  • Thymus contdEach lobule is divided into an outer cortex and inner medullaCORTEX: Composed of epithelial reticular cells, macrophages, and thymocytes (small T lymphocytes). Here the immature T cells undergo proliferation, reticular cells release hormone and factor to activate T lymphocyte and transform into immunocompetent cells and then migrate to medulla MEDULLA: consists of epithelial reticular cells, large T lymphocytes and thymic (Hassalls) corpuscles Microphage will engulf not activated T lymphocyte.

    1 - cortex 2 - medulla 3 - Hassal's corpuscle 4 - interlobular connective tissue (septa)

  • Hassalls CorpuscleAre composed of groups of keratinized epithelial cellsIncrease in number with ageProbably represent a degenerative phenomenon

    CMHC

  • Epithelial Reticular CellsSeparate the cortex from the capsule and the trabeculaeSurround the cortical capillaries thus forming a blood-thymus barrierForm a specialized barrier between cortex & medulla, preventing medullary material from gaining access to the cortexThus provide an antigen free environment for the potentiation of the immunocompetent T lymphocytesThey also form Hassalls (thymic) corpuscles

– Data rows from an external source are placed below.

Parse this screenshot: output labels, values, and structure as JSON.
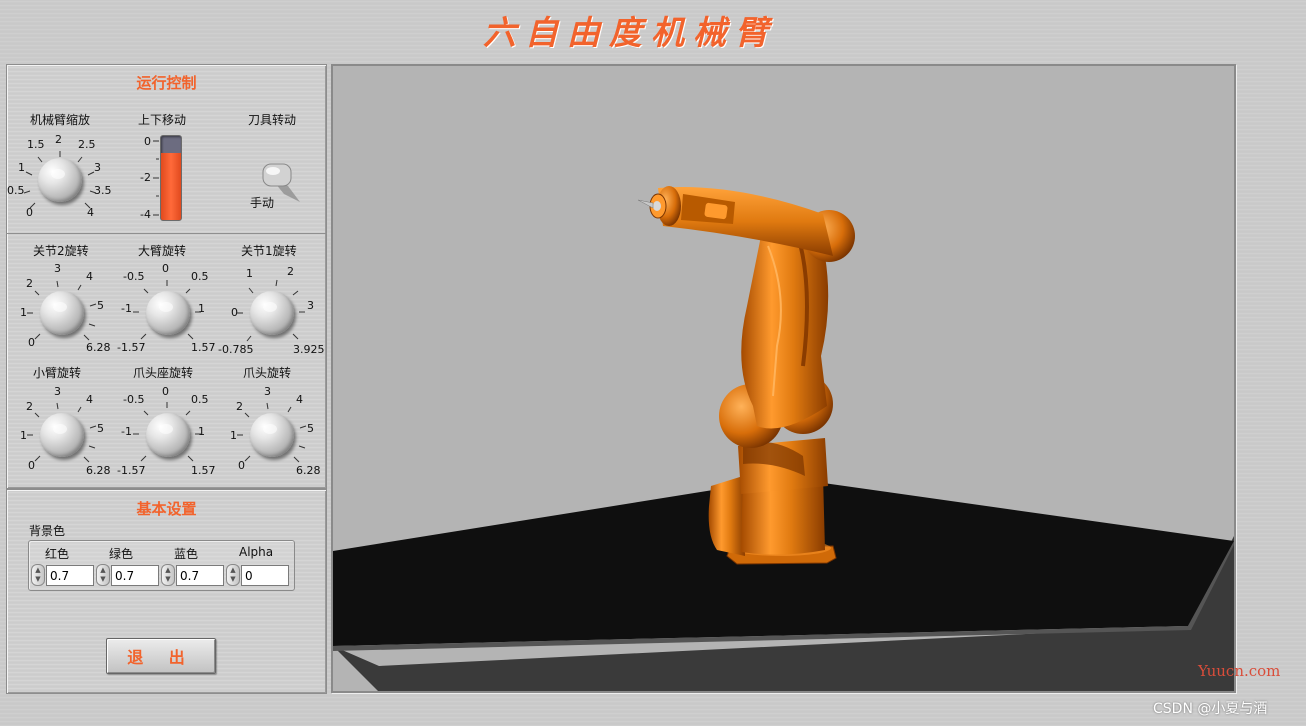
{
  "app": {
    "title": "六自由度机械臂"
  },
  "run_control": {
    "title": "运行控制",
    "arm_scale": {
      "label": "机械臂缩放",
      "ticks": [
        "0",
        "0.5",
        "1",
        "1.5",
        "2",
        "2.5",
        "3",
        "3.5",
        "4"
      ],
      "value": 2
    },
    "up_down": {
      "label": "上下移动",
      "ticks": [
        "0",
        "-2",
        "-4"
      ],
      "value": -0.8,
      "min": -4,
      "max": 0
    },
    "tool_rotate": {
      "label": "刀具转动",
      "mode": "手动"
    },
    "joint2": {
      "label": "关节2旋转",
      "ticks": [
        "0",
        "1",
        "2",
        "3",
        "4",
        "5",
        "6.28"
      ]
    },
    "big_arm": {
      "label": "大臂旋转",
      "ticks": [
        "-1.57",
        "-1",
        "-0.5",
        "0",
        "0.5",
        "1",
        "1.57"
      ]
    },
    "joint1": {
      "label": "关节1旋转",
      "ticks": [
        "-0.785",
        "0",
        "1",
        "2",
        "3",
        "3.925"
      ]
    },
    "small_arm": {
      "label": "小臂旋转",
      "ticks": [
        "0",
        "1",
        "2",
        "3",
        "4",
        "5",
        "6.28"
      ]
    },
    "claw_base": {
      "label": "爪头座旋转",
      "ticks": [
        "-1.57",
        "-1",
        "-0.5",
        "0",
        "0.5",
        "1",
        "1.57"
      ]
    },
    "claw_head": {
      "label": "爪头旋转",
      "ticks": [
        "0",
        "1",
        "2",
        "3",
        "4",
        "5",
        "6.28"
      ]
    }
  },
  "basic_settings": {
    "title": "基本设置",
    "bg_label": "背景色",
    "red": {
      "label": "红色",
      "value": "0.7"
    },
    "green": {
      "label": "绿色",
      "value": "0.7"
    },
    "blue": {
      "label": "蓝色",
      "value": "0.7"
    },
    "alpha": {
      "label": "Alpha",
      "value": "0"
    }
  },
  "exit": {
    "label": "退 出"
  },
  "watermarks": {
    "yuucn": "Yuucn.com",
    "csdn": "CSDN @小夏与酒"
  },
  "colors": {
    "accent": "#f2632c",
    "robot": "#e07a10",
    "scene_bg": "#b4b4b4",
    "floor": "#0f0f0f"
  },
  "icons": {
    "knob": "rotary-knob",
    "slider": "vertical-slider",
    "toggle": "toggle-switch",
    "spin": "spin-arrows"
  }
}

  • Thymus

  • Thymus

  • Lymph Node

  • Lymph Node

Recommended

View more >